In recent efforts I have deconstructed a dishwasher to stanch a leak; built a heavy-duty, retractable support bracket for a wall-mounted television; and taken apart my son's scooter to replace electronic components he fried. So naturally, such a résumé left me little doubt that I was capable of reworking the plumbing infrastructure in our bath, laying slate on a shower floor so that water drains properly, and fashioning an arch in a doorway that was formerly square.

That optimism isn't necessarily a bad thing. It's like the Little Engine That Could: I think I can, I think I can, I think I can. And when we can, it's often satisfying and a lot of fun.

But sometimes, our optimism is met by an equally strong force: the spouse as the Voice of Reason. Perhaps she (to continue the stereotype) knows you don't have the skills, based on the historical evidence. Or she recognizes that you don't have the time you think you do — that with all the games, the car pooling, the grocery shopping, your day job, there aren't enough hours in the day to devote to this project. Or she just doesn't want to live with a pile of crown molding in the middle of the dining room.

That's what my Seattle friend, Jack, says he realized when visiting his brother nearby, who has been working for a while on several home-improvement projects. Jack says his brother has the skills. What he lacks is the time.

"They've been living in this house where you walk in and there are workshop lamps, not regular lamps," Jack says. "There are power tools in the living room, bare drywall around the window, and all the trim stacked in the middle of the room."

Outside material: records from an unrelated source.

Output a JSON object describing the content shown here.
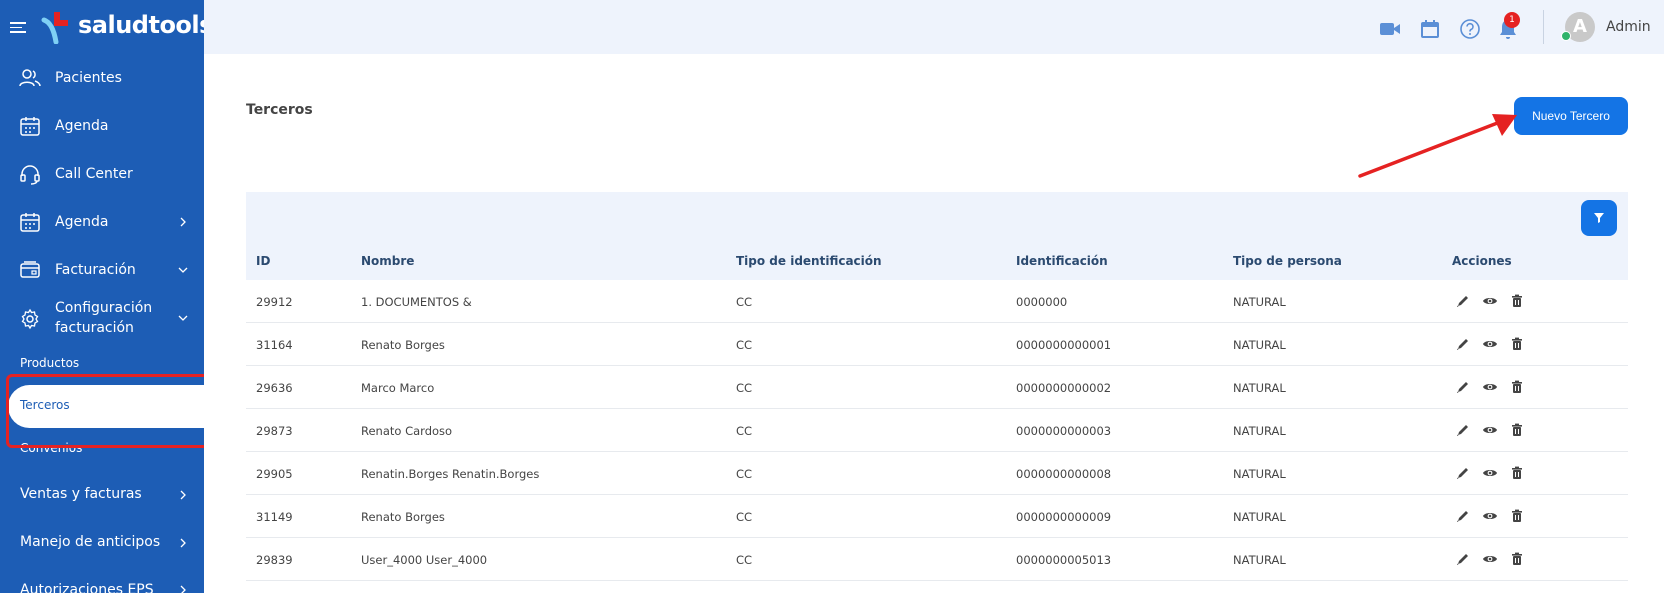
{
  "brand": {
    "name": "saludtools"
  },
  "sidebar": {
    "items": [
      {
        "label": "Pacientes"
      },
      {
        "label": "Agenda"
      },
      {
        "label": "Call Center"
      },
      {
        "label": "Agenda"
      },
      {
        "label": "Facturación"
      },
      {
        "label": "Configuración facturación"
      }
    ],
    "sub_items": [
      {
        "label": "Productos"
      },
      {
        "label": "Terceros"
      },
      {
        "label": "Convenios"
      }
    ],
    "bottom_items": [
      {
        "label": "Ventas y facturas"
      },
      {
        "label": "Manejo de anticipos"
      },
      {
        "label": "Autorizaciones EPS"
      }
    ]
  },
  "topbar": {
    "notifications_count": "1",
    "avatar_initial": "A",
    "user_name": "Admin"
  },
  "main": {
    "title": "Terceros",
    "new_button_label": "Nuevo Tercero"
  },
  "table": {
    "columns": [
      "ID",
      "Nombre",
      "Tipo de identificación",
      "Identificación",
      "Tipo de persona",
      "Acciones"
    ],
    "rows": [
      {
        "id": "29912",
        "nombre": "1. DOCUMENTOS &",
        "tipo_id": "CC",
        "identificacion": "0000000",
        "tipo_persona": "NATURAL"
      },
      {
        "id": "31164",
        "nombre": "Renato Borges",
        "tipo_id": "CC",
        "identificacion": "0000000000001",
        "tipo_persona": "NATURAL"
      },
      {
        "id": "29636",
        "nombre": "Marco Marco",
        "tipo_id": "CC",
        "identificacion": "0000000000002",
        "tipo_persona": "NATURAL"
      },
      {
        "id": "29873",
        "nombre": "Renato Cardoso",
        "tipo_id": "CC",
        "identificacion": "0000000000003",
        "tipo_persona": "NATURAL"
      },
      {
        "id": "29905",
        "nombre": "Renatin.Borges Renatin.Borges",
        "tipo_id": "CC",
        "identificacion": "0000000000008",
        "tipo_persona": "NATURAL"
      },
      {
        "id": "31149",
        "nombre": "Renato Borges",
        "tipo_id": "CC",
        "identificacion": "0000000000009",
        "tipo_persona": "NATURAL"
      },
      {
        "id": "29839",
        "nombre": "User_4000 User_4000",
        "tipo_id": "CC",
        "identificacion": "0000000005013",
        "tipo_persona": "NATURAL"
      }
    ]
  },
  "colors": {
    "sidebar": "#1d5db5",
    "accent": "#1474e5",
    "annotation": "#e52222",
    "header_bg": "#eef3fc"
  }
}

So when Jack's brother went on a trip recently, his wife "hired a handyman to finish some of this stuff," Jack says. "She was afraid he was going to blow a fuse, but she was tired of living in a construction zone. So, she just went wild and hired a pro."

What's more, Jack says, his brother is "starting to warm up to it because it's really nice to have it all get done finally. He says he can't watch the process because the handyman doesn't do things the way [he] would do them, but once it's done he says he can't tell the difference."

I called in the pros. And I'm glad.

Over the past several weeks, as our new bath has taken shape, I've watched the various craftsmen work with wood and tile and plumbing. None of it looked particularly difficult; a lot of it I know I could have done. But, honestly, I would have never known about techniques and tools they employ. And while I would have saved thousands of dollars, I just know I would have created thousands of headaches in the process.

The painter is a perfect example. All the prep work and painting for the walls and ceiling will run about $1,200. The paint we bought cost us exactly $72.94, meaning we could have saved roughly a thousand dollars painting the room ourselves.

Amy and I have painted rooms before with fine results, so this would have been no problem. Except the level of work in the bathroom exceeded my expectations. I would have had to repair areas in the wall and ceiling where the electrician and plumber had to cut away wallboard. I would have had to remove the previous wallpaper where possible, apply sealer in places where the wallpaper couldn't be removed, float the walls twice, then sand them smooth and apply a texture, and only then get around to the painting.

I only know of these steps because I watched a pro do it. I'm certain I would have missed some of them along the way and possibly ended up with a subpar result that neither of us would have been happy with.

Moreover, as Amy was quick to remind me, neither she nor I has in our life the kind of time this one, relatively small part of the overall project required. Though I relished the idea of saving more than $1,000, to her those savings meant little because of the great likelihood for frustrations and tension, "and the possibility that we screw something up and then we have to call someone to come fix it, which is only going to add to the costs. I'd much rather spend the money and know we're getting what we want."

Obviously, everyone has his or her own calculations to make in these situations. Some people have the time and the skills to finish a job quickly, while saving a ton of money.

And some of us just think we do.